**EXERCISE AIM:**
Report the count of lines in the records that contain "Directory", without any added text.

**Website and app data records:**
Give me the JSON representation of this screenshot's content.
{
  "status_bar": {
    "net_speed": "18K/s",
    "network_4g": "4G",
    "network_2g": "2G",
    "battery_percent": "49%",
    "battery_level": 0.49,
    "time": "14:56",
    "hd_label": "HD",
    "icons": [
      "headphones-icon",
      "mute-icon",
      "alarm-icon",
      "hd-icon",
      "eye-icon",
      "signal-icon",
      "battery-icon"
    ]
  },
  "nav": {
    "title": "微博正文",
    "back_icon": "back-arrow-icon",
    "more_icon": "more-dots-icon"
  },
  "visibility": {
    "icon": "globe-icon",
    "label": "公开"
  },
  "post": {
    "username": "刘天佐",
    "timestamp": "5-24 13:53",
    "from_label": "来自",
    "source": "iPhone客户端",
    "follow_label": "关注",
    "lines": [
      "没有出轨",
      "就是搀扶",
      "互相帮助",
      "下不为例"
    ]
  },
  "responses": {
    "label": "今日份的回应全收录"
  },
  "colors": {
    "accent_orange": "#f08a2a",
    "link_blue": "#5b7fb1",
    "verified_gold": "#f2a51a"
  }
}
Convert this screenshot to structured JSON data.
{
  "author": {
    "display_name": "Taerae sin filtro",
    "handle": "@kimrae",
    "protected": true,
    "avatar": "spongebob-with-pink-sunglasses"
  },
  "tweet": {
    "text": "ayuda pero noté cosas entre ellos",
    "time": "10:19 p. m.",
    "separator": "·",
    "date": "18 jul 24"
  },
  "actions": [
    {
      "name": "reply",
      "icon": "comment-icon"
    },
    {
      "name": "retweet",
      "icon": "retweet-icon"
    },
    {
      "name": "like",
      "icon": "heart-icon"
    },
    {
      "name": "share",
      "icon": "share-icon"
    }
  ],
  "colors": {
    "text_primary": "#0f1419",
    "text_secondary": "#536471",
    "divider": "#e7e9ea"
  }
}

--

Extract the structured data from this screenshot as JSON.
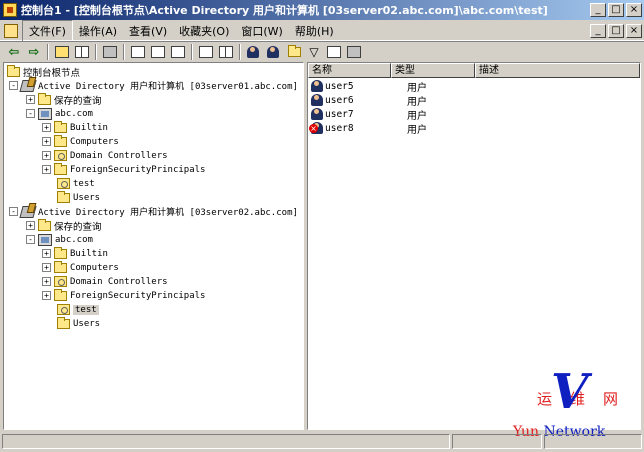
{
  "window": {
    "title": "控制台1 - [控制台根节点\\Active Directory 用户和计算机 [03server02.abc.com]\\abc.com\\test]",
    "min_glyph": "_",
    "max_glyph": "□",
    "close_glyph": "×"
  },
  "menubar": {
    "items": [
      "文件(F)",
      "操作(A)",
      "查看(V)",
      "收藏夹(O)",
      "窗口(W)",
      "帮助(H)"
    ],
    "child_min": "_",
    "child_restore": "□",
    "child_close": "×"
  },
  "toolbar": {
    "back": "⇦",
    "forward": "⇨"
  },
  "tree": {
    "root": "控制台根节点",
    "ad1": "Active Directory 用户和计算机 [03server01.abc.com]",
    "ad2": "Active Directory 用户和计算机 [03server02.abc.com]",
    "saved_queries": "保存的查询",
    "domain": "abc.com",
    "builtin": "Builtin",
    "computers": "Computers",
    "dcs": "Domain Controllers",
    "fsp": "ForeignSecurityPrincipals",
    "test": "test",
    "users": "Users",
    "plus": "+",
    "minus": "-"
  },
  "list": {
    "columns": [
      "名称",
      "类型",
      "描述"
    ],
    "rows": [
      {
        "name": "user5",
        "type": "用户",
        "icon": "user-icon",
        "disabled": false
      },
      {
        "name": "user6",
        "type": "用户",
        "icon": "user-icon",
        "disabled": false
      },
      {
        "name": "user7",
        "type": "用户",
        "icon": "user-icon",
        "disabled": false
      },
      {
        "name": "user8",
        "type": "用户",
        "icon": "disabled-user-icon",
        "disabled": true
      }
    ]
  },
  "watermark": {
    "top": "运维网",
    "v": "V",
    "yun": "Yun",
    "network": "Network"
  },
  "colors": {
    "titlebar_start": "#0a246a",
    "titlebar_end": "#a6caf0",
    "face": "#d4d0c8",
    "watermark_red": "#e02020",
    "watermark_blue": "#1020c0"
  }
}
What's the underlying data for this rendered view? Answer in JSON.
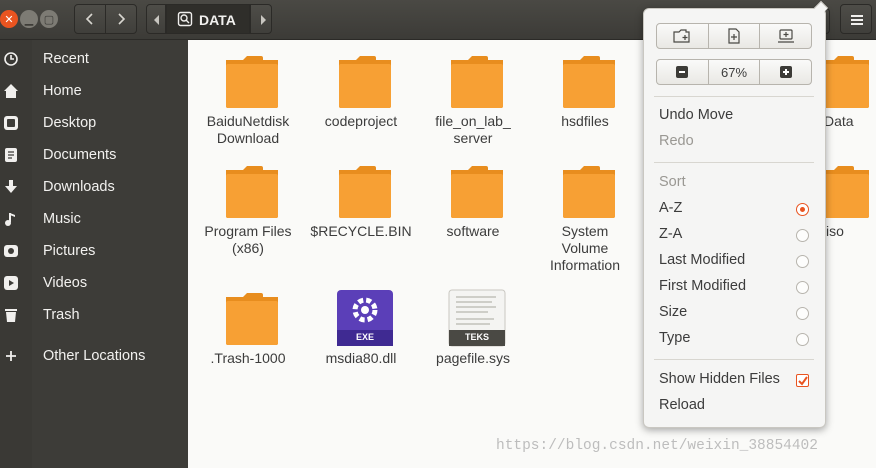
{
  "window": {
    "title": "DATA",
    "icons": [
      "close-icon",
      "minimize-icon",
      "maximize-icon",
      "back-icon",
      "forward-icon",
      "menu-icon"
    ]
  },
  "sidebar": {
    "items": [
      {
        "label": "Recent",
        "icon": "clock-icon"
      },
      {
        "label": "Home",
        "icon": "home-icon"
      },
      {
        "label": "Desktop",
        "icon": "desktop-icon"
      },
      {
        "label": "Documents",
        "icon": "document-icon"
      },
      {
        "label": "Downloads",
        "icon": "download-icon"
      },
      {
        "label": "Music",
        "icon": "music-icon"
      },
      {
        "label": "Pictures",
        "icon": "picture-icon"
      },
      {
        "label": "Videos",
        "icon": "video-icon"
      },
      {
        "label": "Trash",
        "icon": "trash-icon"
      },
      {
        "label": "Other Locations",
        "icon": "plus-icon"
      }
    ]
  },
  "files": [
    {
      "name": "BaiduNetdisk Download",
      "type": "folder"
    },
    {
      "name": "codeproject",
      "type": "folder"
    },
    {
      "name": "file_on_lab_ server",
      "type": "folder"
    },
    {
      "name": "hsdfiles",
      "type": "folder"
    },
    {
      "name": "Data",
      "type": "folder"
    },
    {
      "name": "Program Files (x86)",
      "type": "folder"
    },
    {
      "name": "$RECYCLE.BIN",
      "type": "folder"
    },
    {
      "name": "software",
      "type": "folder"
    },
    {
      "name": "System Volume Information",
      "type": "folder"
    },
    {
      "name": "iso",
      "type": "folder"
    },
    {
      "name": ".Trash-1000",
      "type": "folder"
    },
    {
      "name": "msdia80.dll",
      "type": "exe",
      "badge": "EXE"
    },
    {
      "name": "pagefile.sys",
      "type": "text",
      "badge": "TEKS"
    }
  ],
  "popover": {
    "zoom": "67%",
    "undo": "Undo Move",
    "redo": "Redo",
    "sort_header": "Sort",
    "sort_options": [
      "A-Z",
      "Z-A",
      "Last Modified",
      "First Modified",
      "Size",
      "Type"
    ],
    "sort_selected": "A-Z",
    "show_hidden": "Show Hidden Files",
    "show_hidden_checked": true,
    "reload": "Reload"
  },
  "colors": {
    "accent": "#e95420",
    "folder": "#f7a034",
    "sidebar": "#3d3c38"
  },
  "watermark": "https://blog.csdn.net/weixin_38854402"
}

**EXPECTED OUTPUT:**
3